## Exercise instructions:
Only lines with the word "image" are needed; collect each of them from the listing below.

===

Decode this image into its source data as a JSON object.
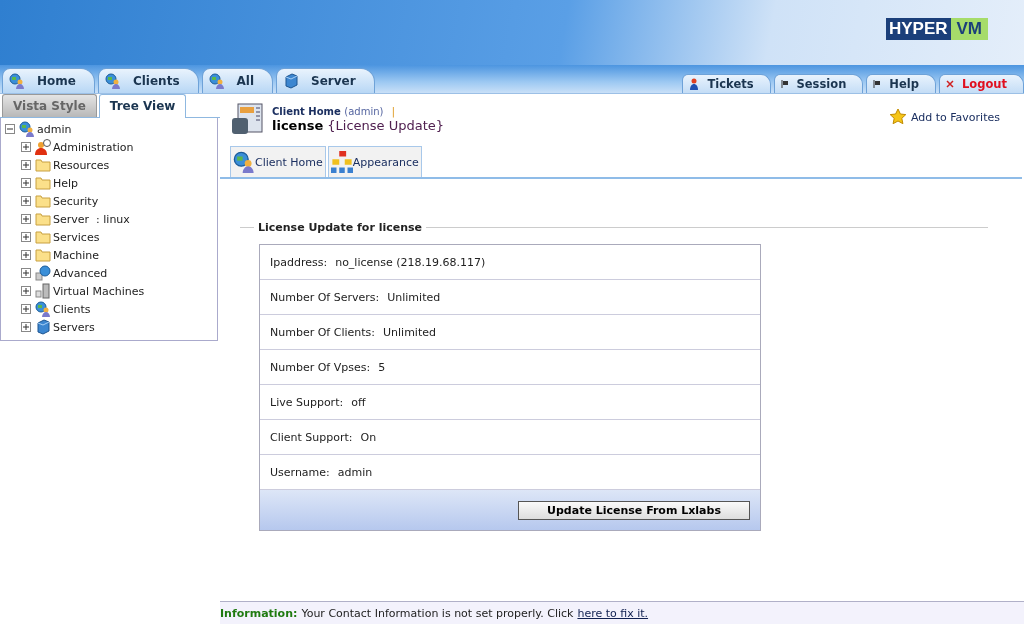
{
  "logo": {
    "left": "HYPER",
    "right": "VM"
  },
  "main_tabs": [
    {
      "label": "Home",
      "kind": "globe",
      "selected": false
    },
    {
      "label": "Clients",
      "kind": "globe",
      "selected": false
    },
    {
      "label": "All",
      "kind": "globe",
      "selected": false
    },
    {
      "label": "Server",
      "kind": "server",
      "selected": false
    }
  ],
  "right_tabs": [
    {
      "label": "Tickets",
      "kind": "ticket"
    },
    {
      "label": "Session",
      "kind": "flag"
    },
    {
      "label": "Help",
      "kind": "flag"
    },
    {
      "label": "Logout",
      "kind": "close"
    }
  ],
  "side_tabs": [
    {
      "label": "Vista Style",
      "selected": false
    },
    {
      "label": "Tree View",
      "selected": true
    }
  ],
  "tree": {
    "label": "admin",
    "kind": "globe",
    "expanded": true,
    "children": [
      {
        "label": "Administration",
        "kind": "user",
        "expanded": false
      },
      {
        "label": "Resources",
        "kind": "folder",
        "expanded": false
      },
      {
        "label": "Help",
        "kind": "folder",
        "expanded": false
      },
      {
        "label": "Security",
        "kind": "folder",
        "expanded": false
      },
      {
        "label": "Server  : linux",
        "kind": "folder",
        "expanded": false
      },
      {
        "label": "Services",
        "kind": "folder",
        "expanded": false
      },
      {
        "label": "Machine",
        "kind": "folder",
        "expanded": false
      },
      {
        "label": "Advanced",
        "kind": "network",
        "expanded": false
      },
      {
        "label": "Virtual Machines",
        "kind": "vm",
        "expanded": false
      },
      {
        "label": "Clients",
        "kind": "globe",
        "expanded": false
      },
      {
        "label": "Servers",
        "kind": "server",
        "expanded": false
      }
    ]
  },
  "page_header": {
    "breadcrumb": "Client Home",
    "breadcrumb_user": "(admin)",
    "separator": "|",
    "title": "license",
    "subtitle": "{License Update}"
  },
  "favorites": "Add to Favorites",
  "sub_tabs": [
    {
      "label": "Client Home",
      "kind": "globe"
    },
    {
      "label": "Appearance",
      "kind": "blocks"
    }
  ],
  "form": {
    "legend": "License Update for license",
    "rows": [
      {
        "label": "Ipaddress:",
        "value": "no_license (218.19.68.117)"
      },
      {
        "label": "Number Of Servers:",
        "value": "Unlimited"
      },
      {
        "label": "Number Of Clients:",
        "value": "Unlimited"
      },
      {
        "label": "Number Of Vpses:",
        "value": "5"
      },
      {
        "label": "Live Support:",
        "value": "off"
      },
      {
        "label": "Client Support:",
        "value": "On"
      },
      {
        "label": "Username:",
        "value": "admin"
      }
    ],
    "button": "Update License From Lxlabs"
  },
  "info_bar": {
    "label": "Information:",
    "text": "Your Contact Information is not set properly. Click",
    "link": "here to fix it."
  }
}
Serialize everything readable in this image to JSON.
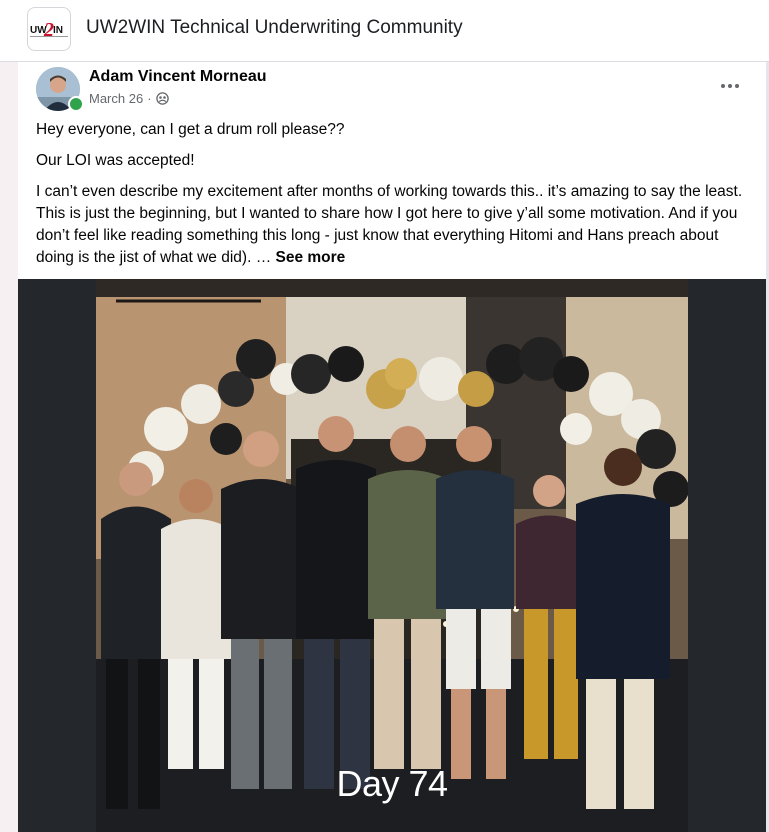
{
  "group": {
    "name": "UW2WIN Technical Underwriting Community",
    "logo_text": "UW2WIN",
    "logo_color": "#c8102e"
  },
  "post": {
    "author": "Adam Vincent Morneau",
    "date": "March 26",
    "separator": "·",
    "privacy_icon": "group-icon",
    "more_icon": "more-options-icon",
    "paragraphs": [
      "Hey everyone, can I get a drum roll please??",
      "Our LOI was accepted!",
      "I can’t even describe my excitement after months of working towards this.. it’s amazing to say the least. This is just the beginning, but I wanted to share how I got here to give y’all some motivation. And if you don’t feel like reading something this long - just know that everything Hitomi and Hans preach about doing is the jist of what we did)."
    ],
    "ellipsis": "…",
    "see_more": "See more",
    "photo_caption": "Day 74",
    "online_color": "#31a24c"
  }
}
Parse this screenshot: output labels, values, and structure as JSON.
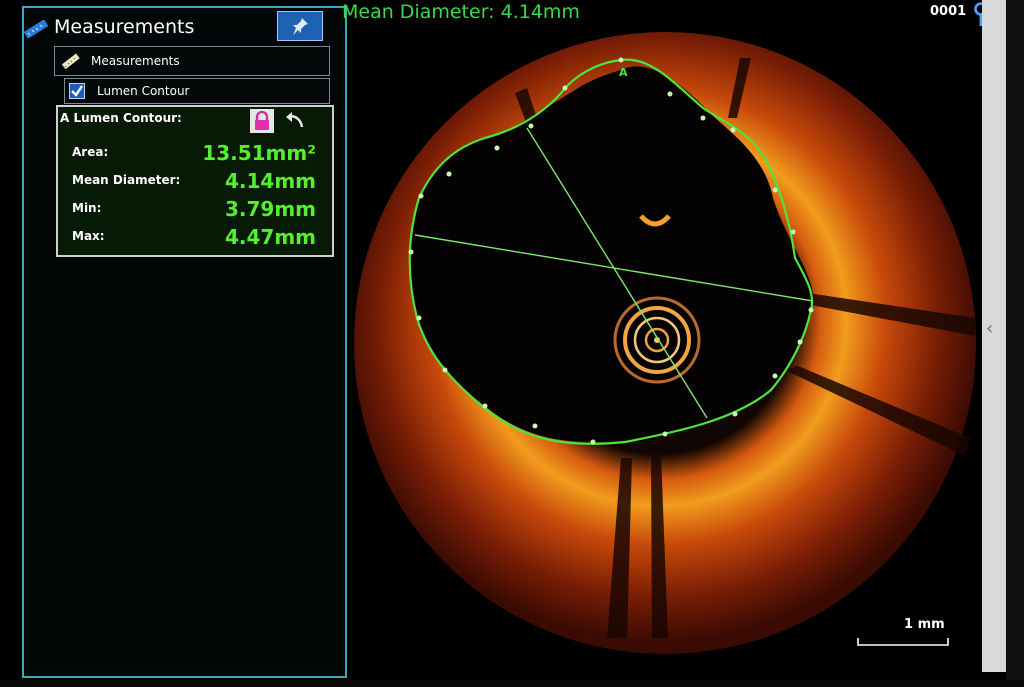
{
  "panel": {
    "title": "Measurements",
    "measurements_item": "Measurements",
    "contour_item": "Lumen Contour",
    "result": {
      "title": "A Lumen Contour:",
      "rows": [
        {
          "label": "Area:",
          "value": "13.51mm²"
        },
        {
          "label": "Mean Diameter:",
          "value": "4.14mm"
        },
        {
          "label": "Min:",
          "value": "3.79mm"
        },
        {
          "label": "Max:",
          "value": "4.47mm"
        }
      ]
    }
  },
  "image": {
    "header": "Mean Diameter:  4.14mm",
    "frame": "0001",
    "contour_label": "A",
    "scale_label": "1 mm"
  },
  "colors": {
    "accent": "#3ea7b9",
    "measurement_green": "#56ee30",
    "contour_green": "#4ee43a"
  },
  "icons": [
    "ruler-icon",
    "pin-icon",
    "lock-icon",
    "undo-icon",
    "checkbox-icon",
    "frame-marker-icon",
    "chevron-left-icon"
  ]
}
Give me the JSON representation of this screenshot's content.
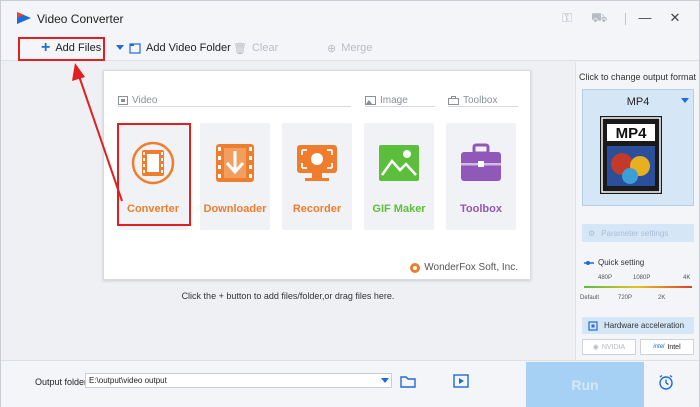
{
  "app": {
    "title": "Video Converter"
  },
  "toolbar": {
    "add_files": "Add Files",
    "add_video_folder": "Add Video Folder",
    "clear": "Clear",
    "merge": "Merge"
  },
  "sections": {
    "video": "Video",
    "image": "Image",
    "toolbox": "Toolbox"
  },
  "tiles": [
    {
      "label": "Converter",
      "color": "#ee7e2d",
      "icon": "film-reel-icon"
    },
    {
      "label": "Downloader",
      "color": "#ee7e2d",
      "icon": "download-icon"
    },
    {
      "label": "Recorder",
      "color": "#ee7e2d",
      "icon": "screen-record-icon"
    },
    {
      "label": "GIF Maker",
      "color": "#5bbf3b",
      "icon": "picture-icon"
    },
    {
      "label": "Toolbox",
      "color": "#9058b8",
      "icon": "toolbox-icon"
    }
  ],
  "copyright": "WonderFox Soft, Inc.",
  "hint": "Click the + button to add files/folder,or drag files here.",
  "right_panel": {
    "click_change": "Click to change output format",
    "format": "MP4",
    "format_badge": "MP4",
    "parameter_settings": "Parameter settings",
    "quick_setting": "Quick setting",
    "res_top": [
      "480P",
      "1080P",
      "4K"
    ],
    "res_bottom": [
      "Default",
      "720P",
      "2K"
    ],
    "hardware_acceleration": "Hardware acceleration",
    "nvidia": "NVIDIA",
    "intel": "Intel",
    "intel_badge": "intel"
  },
  "bottom": {
    "output_folder_label": "Output folder:",
    "output_folder_value": "E:\\output\\video output",
    "run": "Run"
  }
}
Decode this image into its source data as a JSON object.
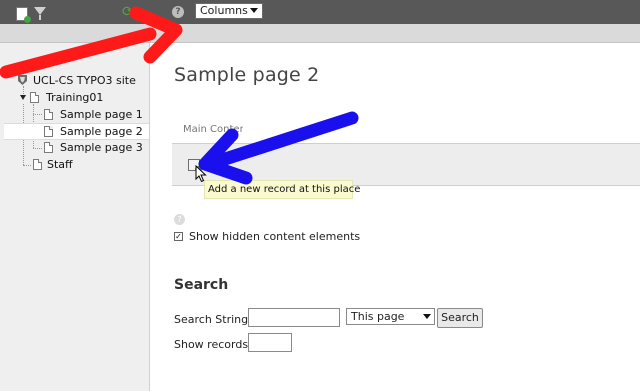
{
  "topbar": {
    "new_page_icon": "new-page-icon",
    "filter_icon": "filter-icon",
    "refresh_icon": "refresh-icon",
    "help_icon": "help-icon",
    "columns_select": {
      "value": "Columns"
    }
  },
  "subbar": {
    "view_icon": "view-page-icon",
    "edit_icon": "edit-page-icon"
  },
  "tree": {
    "root": {
      "label": "UCL-CS TYPO3 site",
      "icon": "typo3-globe-icon"
    },
    "items": [
      {
        "label": "Training01",
        "expanded": true
      },
      {
        "label": "Sample page 1"
      },
      {
        "label": "Sample page 2",
        "selected": true
      },
      {
        "label": "Sample page 3"
      },
      {
        "label": "Staff"
      }
    ]
  },
  "main": {
    "title": "Sample page 2",
    "column_header": "Main Content",
    "new_record_tooltip": "Add a new record at this place",
    "show_hidden_label": "Show hidden content elements",
    "show_hidden_checked": true
  },
  "search": {
    "heading": "Search",
    "string_label": "Search String:",
    "string_value": "",
    "scope_value": "This page",
    "button_label": "Search",
    "records_label": "Show records:",
    "records_value": ""
  },
  "annotations": {
    "red_arrow_color": "#ff1a1a",
    "blue_arrow_color": "#1a10ee"
  }
}
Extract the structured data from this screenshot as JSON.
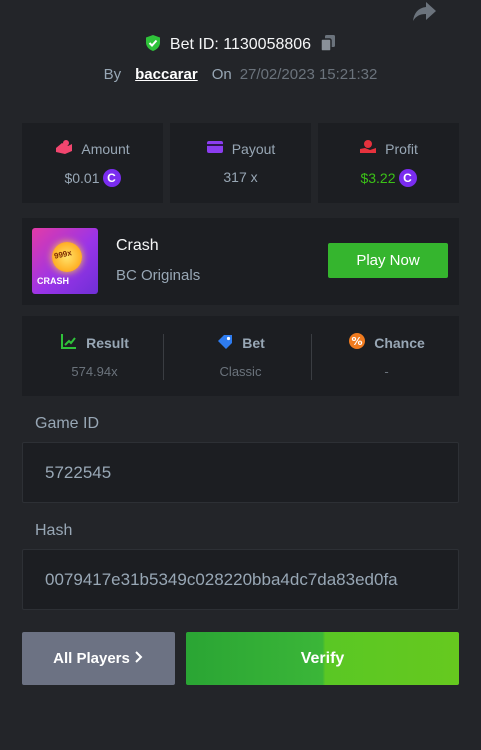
{
  "header": {
    "bet_id_text": "Bet ID: 1130058806",
    "by_label": "By",
    "username": "baccarar",
    "on_label": "On",
    "datetime": "27/02/2023 15:21:32"
  },
  "stats": {
    "amount": {
      "label": "Amount",
      "value": "$0.01"
    },
    "payout": {
      "label": "Payout",
      "value": "317 x"
    },
    "profit": {
      "label": "Profit",
      "value": "$3.22"
    },
    "coin_symbol": "C"
  },
  "game": {
    "title": "Crash",
    "subtitle": "BC Originals",
    "thumbnail_multiplier": "999x",
    "thumbnail_label": "CRASH",
    "play_button": "Play Now"
  },
  "result": {
    "result": {
      "label": "Result",
      "value": "574.94x"
    },
    "bet": {
      "label": "Bet",
      "value": "Classic"
    },
    "chance": {
      "label": "Chance",
      "value": "-"
    }
  },
  "fields": {
    "game_id_label": "Game ID",
    "game_id_value": "5722545",
    "hash_label": "Hash",
    "hash_value": "0079417e31b5349c028220bba4dc7da83ed0fa"
  },
  "actions": {
    "all_players": "All Players",
    "verify": "Verify"
  },
  "colors": {
    "background": "#232529",
    "card": "#1c1e22",
    "green": "#35b52e",
    "profit_green": "#3bc117",
    "coin_purple": "#7a2cf0",
    "muted": "#98a7b5"
  },
  "icons": [
    "share-icon",
    "shield-check-icon",
    "copy-icon",
    "amount-icon",
    "wallet-icon",
    "profit-icon",
    "result-chart-icon",
    "bet-tag-icon",
    "percent-icon",
    "chevron-right-icon"
  ]
}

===

## Output below:
Decode this image into its source data as a JSON object.
Serialize everything readable in this image to JSON.
  "image": {
    "image": "Image",
Decode this image into its source data as a JSON object.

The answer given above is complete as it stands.